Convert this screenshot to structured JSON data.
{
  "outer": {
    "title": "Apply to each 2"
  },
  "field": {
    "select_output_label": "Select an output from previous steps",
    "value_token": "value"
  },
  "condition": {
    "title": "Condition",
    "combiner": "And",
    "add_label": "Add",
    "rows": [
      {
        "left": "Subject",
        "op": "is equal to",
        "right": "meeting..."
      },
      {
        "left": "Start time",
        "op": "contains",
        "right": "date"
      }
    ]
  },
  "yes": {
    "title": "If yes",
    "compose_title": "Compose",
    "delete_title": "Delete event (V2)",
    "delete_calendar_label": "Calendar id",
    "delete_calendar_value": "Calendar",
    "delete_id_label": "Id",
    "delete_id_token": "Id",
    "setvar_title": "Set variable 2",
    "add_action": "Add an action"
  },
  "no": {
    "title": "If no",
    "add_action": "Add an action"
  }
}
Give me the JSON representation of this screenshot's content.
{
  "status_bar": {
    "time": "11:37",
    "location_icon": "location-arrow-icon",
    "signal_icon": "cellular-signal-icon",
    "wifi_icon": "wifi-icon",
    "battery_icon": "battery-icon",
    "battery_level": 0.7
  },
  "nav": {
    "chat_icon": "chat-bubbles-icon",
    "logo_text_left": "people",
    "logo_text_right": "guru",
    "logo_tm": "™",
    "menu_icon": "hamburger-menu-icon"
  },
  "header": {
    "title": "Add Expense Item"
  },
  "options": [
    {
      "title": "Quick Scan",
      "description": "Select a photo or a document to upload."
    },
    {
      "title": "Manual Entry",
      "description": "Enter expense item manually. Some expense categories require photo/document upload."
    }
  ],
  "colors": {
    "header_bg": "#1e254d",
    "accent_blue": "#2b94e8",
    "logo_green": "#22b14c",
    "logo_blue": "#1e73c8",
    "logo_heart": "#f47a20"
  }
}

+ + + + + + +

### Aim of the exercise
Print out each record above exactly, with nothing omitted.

### Exercise result
Convert this screenshot to structured JSON data.
{
  "outer": {
    "title": "Apply to each 2"
  },
  "field": {
    "select_output_label": "Select an output from previous steps",
    "value_token": "value"
  },
  "condition": {
    "title": "Condition",
    "combiner": "And",
    "add_label": "Add",
    "rows": [
      {
        "left": "Subject",
        "op": "is equal to",
        "right": "meeting..."
      },
      {
        "left": "Start time",
        "op": "contains",
        "right": "date"
      }
    ]
  },
  "yes": {
    "title": "If yes",
    "compose_title": "Compose",
    "delete_title": "Delete event (V2)",
    "delete_calendar_label": "Calendar id",
    "delete_calendar_value": "Calendar",
    "delete_id_label": "Id",
    "delete_id_token": "Id",
    "setvar_title": "Set variable 2",
    "add_action": "Add an action"
  },
  "no": {
    "title": "If no",
    "add_action": "Add an action"
  }
}
Give me the JSON representation of this screenshot's content.
{
  "status_bar": {
    "time": "11:37",
    "location_icon": "location-arrow-icon",
    "signal_icon": "cellular-signal-icon",
    "wifi_icon": "wifi-icon",
    "battery_icon": "battery-icon",
    "battery_level": 0.7
  },
  "nav": {
    "chat_icon": "chat-bubbles-icon",
    "logo_text_left": "people",
    "logo_text_right": "guru",
    "logo_tm": "™",
    "menu_icon": "hamburger-menu-icon"
  },
  "header": {
    "title": "Add Expense Item"
  },
  "options": [
    {
      "title": "Quick Scan",
      "description": "Select a photo or a document to upload."
    },
    {
      "title": "Manual Entry",
      "description": "Enter expense item manually. Some expense categories require photo/document upload."
    }
  ],
  "colors": {
    "header_bg": "#1e254d",
    "accent_blue": "#2b94e8",
    "logo_green": "#22b14c",
    "logo_blue": "#1e73c8",
    "logo_heart": "#f47a20"
  }
}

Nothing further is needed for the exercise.